Eventually I took the time to carefully and individually spell out each component of his body language, and how I interpreted it. I enlisted Kathyâ€™s help to support my assertion, so he could see that the response was general and not something he could easily dismiss, thinking, â€œOh, thatâ€™s just Dad, picking on me.â€ As we looked at each of the behaviors in the list above, we realized how much Daniel had unwittingly sabotaged his interaction with us, through his body language, and through our response to the contempt he was broadcasting.
These days, when I correct my son, he works harder to present a respectful posture. He often sits up attentively, and looks me right in the eye. He maintains a neutral or smiling expression on his face, and he (mostly) keeps his arms and legs still. Sometimes he answers my questions with complete sentences, and he works hard to stay engaged in the conversation. If he has to yawn, he has learned (or is learning) to discreetly cover his mouth and to quietly apologize.
These simple manners have worked a substantial change in my attitude toward my son.
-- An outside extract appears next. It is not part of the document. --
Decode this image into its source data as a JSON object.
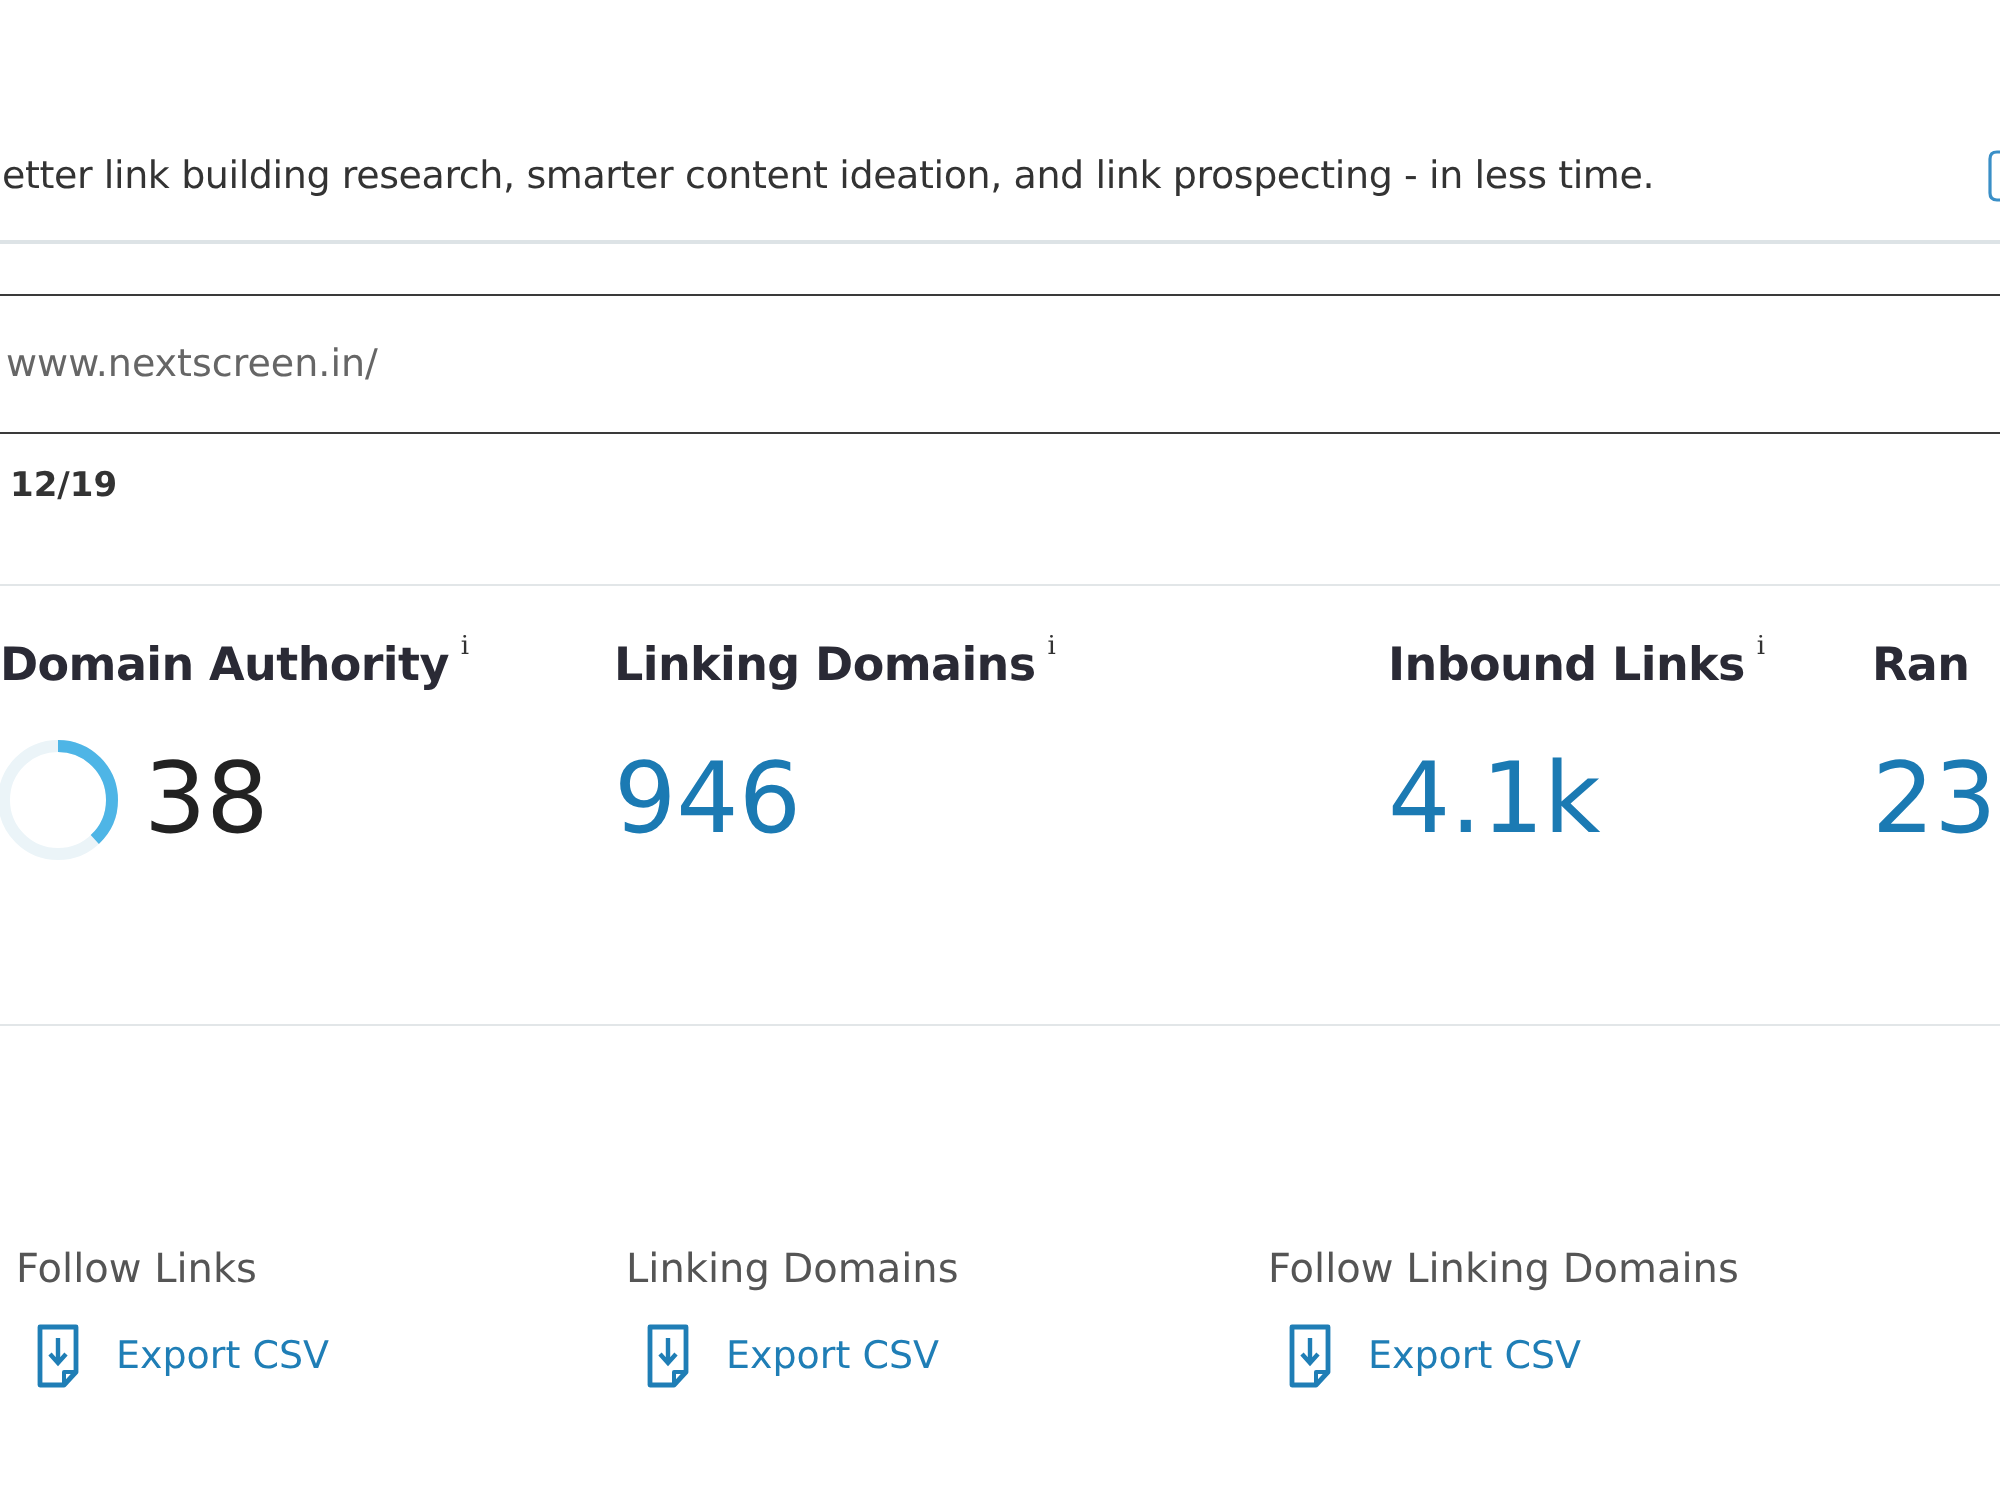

I find my tone is gentler, my face is kindlier, and Iâ€™m much more willing to explain abstract concepts, even when he doesnâ€™t understand the first or second time. Daniel is making excellent progress in understanding and embracing the moral principles that I have been teaching him â€¦ Iâ€™d say he has made about a yearâ€™s progress in moral maturity over the past month.
Iâ€™m very proud of my middle boy. He is kind, gentle, generous and thoughtful, and can be very selfless when he wants to be. He has a keen sense of justice and an evangelistâ€™s heart toward people who donâ€™t know Jesus. He is funny and loves to laugh â€“ his witty cleverness is a delight to our family. He is talented in math, and has a knack for figuring out how mechanical things work. His sunny disposition helps to endear him to many of the people he knows.
We still have some considerable work ahead of us. Over the years, Kathy and I have explained many moral principles to Joshua and Rachel, but Daniel was (at first) too little to understand. As time passed by, I think that Daniel got into the habit of â€˜tuning outâ€™ to our teaching, and we were not alert enough to correct that deficiency. Now weâ€™re making up for lost time, and pouring into him very explicitly the moral values that he needs to identify morally-charged situations and respond in a way that will please God.
â€œI figure youâ€™ve got another 4-6 weeks of being Tomato Staked,â€ I told him, â€œif you work really hard to listen to what Mom and I are teaching you. Early on in this process, it seemed to me that you were fighting against me, deliberately refusing to accept the principles I was teaching you. But lately, Iâ€™ve seen a change in you, and Iâ€™ve heard you repeating the things I taught you to your brothers and sisters. That kind of thing convinces me that you are ready to build up your moral muscles by making good moral choices without Mom and me hovering over you.â€
Some time in the next week weâ€™ll probably give him a day off from tomato staking, and see how he does. He is a quick learner, and if I can convince him of its importance, I think he can get up to an age-appropriate moral maturity level in a matter of a few weeks. Kathy and I would greatly appreciate your prayers in this matter.